Hey, taxidermy and dead-critter fans in the US (or who ship to the US)–I put together this collection of links to relevant laws to international, federal, and state laws that affect the possession and/or sales of animal parts in the US. It’s NOT intended as legal advice as I am not a legal professional, but I do offer it as a starting point (when in doubt about the legality of something, check with your state fish and wildlife department). Here it is: http://www.thegreenwolf.com/partslaws.html
Anyway, you can peruse the links at your leisure, but there are a few things that I keep seeing come up that I think you may want to know about (you can find out more about these laws at the link I posted):
–It is illegal to sell or even possess almost all wild bird feathers and other parts, and even nests and eggs–and yes, this does include naturally molted feathers, as you can’t tell the difference between one that was molted, and one that was just ripped off an illegally shot bird. The species protected include all corvids (including crow, raven, jays, etc.), raptors (eagles, hawks, owls), songbirds (robins, cardinals, etc.) and so forth. This is due to the Migratory Bird Treaty Act of 1918 the Bald and Golden Eagle Protection Act of 1940 (the “eagle feather law”). So that art you made with crow and blue jay feathers, and that hawk feather you have hanging from your rear view mirror? All illegal under federal law and subject to big fines.
–It is illegal to sell across state lines any CITES Appendix I animal parts, to include “pre-ban” (killed before 1973) ones. You can give them as gifts, and you can sell within state if your state allows it. But that vintage leopard coat or ocelot scrap that you’re trying to sell on Etsy? Illegal according to federal law. (See http://www.thegreenwolf.com/prebancites.html for details.)
–It is illegal to send wildlife parts outside of the US without an import/export license, and paying inspection fees–just slapping a customs form on it at the post office isn’t enough. You can find more information on everything needed to legally mail wildlife parts out of the US at http://www.thegreenwolf.com/international.html - while the initial query was about deer parts, it applies to all wildlife. Both US Fish and Wildlife and US Customs have their own regulations, so you may want to inquire with both of them if you’re trying to send animal parts to other countries.
–Many states have restrictions on what animal parts may be possessed or sold. For example, wolf parts cannot be sold in California or New York, and since a seller cannot guarantee that a buyer in those states won’t resell them even though they said they were keeping them, most dealers in dead things won’t ship wolf parts there so as to avoid being held liable and potentially violating the Lacey Act of 1900.
Also, you won’t be exempted if you have the animal parts for religious purposes or if you happen to have Native American blood. Even enrolled tribe members have to wait in a waiting list for years to be approved for a single legal eagle feather, and people of numerous races have been arrested and fined for killing eagles for black market trade. I am unsure of the exceptions that are made to laws for enrolled Native Americans, and would appreciate any links and laws that would help me improve this collection in that regard.

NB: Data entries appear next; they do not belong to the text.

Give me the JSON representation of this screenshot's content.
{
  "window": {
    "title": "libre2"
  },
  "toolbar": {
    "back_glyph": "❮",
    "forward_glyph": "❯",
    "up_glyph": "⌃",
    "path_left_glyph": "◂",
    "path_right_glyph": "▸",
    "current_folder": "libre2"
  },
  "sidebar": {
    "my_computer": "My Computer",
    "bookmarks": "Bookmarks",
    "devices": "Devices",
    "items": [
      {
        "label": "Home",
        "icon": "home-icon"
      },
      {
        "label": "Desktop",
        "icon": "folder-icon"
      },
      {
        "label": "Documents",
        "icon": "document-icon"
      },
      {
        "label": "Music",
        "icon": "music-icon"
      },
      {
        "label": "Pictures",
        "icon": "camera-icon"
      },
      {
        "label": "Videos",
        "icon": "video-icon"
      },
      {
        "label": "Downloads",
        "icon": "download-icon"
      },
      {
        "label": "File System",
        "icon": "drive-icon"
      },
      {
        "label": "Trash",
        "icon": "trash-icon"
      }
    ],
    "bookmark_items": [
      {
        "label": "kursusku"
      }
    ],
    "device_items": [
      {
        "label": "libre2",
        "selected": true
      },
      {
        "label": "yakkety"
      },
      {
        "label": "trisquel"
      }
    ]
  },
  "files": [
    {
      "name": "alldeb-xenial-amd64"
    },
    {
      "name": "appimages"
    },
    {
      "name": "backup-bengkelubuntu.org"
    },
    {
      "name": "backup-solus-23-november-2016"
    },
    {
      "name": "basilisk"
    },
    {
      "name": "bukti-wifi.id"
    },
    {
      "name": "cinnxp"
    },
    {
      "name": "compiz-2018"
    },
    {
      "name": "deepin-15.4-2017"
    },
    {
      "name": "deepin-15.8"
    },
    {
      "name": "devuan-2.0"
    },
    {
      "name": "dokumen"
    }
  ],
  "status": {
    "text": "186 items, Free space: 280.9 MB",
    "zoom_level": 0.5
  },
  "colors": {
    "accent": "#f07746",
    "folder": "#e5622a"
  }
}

Additionally, a little later this year, once states have had time to update their websites, I’ll be updating this resource; in the meantime, if you see something missing, please feel free to let me know :)
Also, feel free to reblog this if you think some of your readers would find it useful!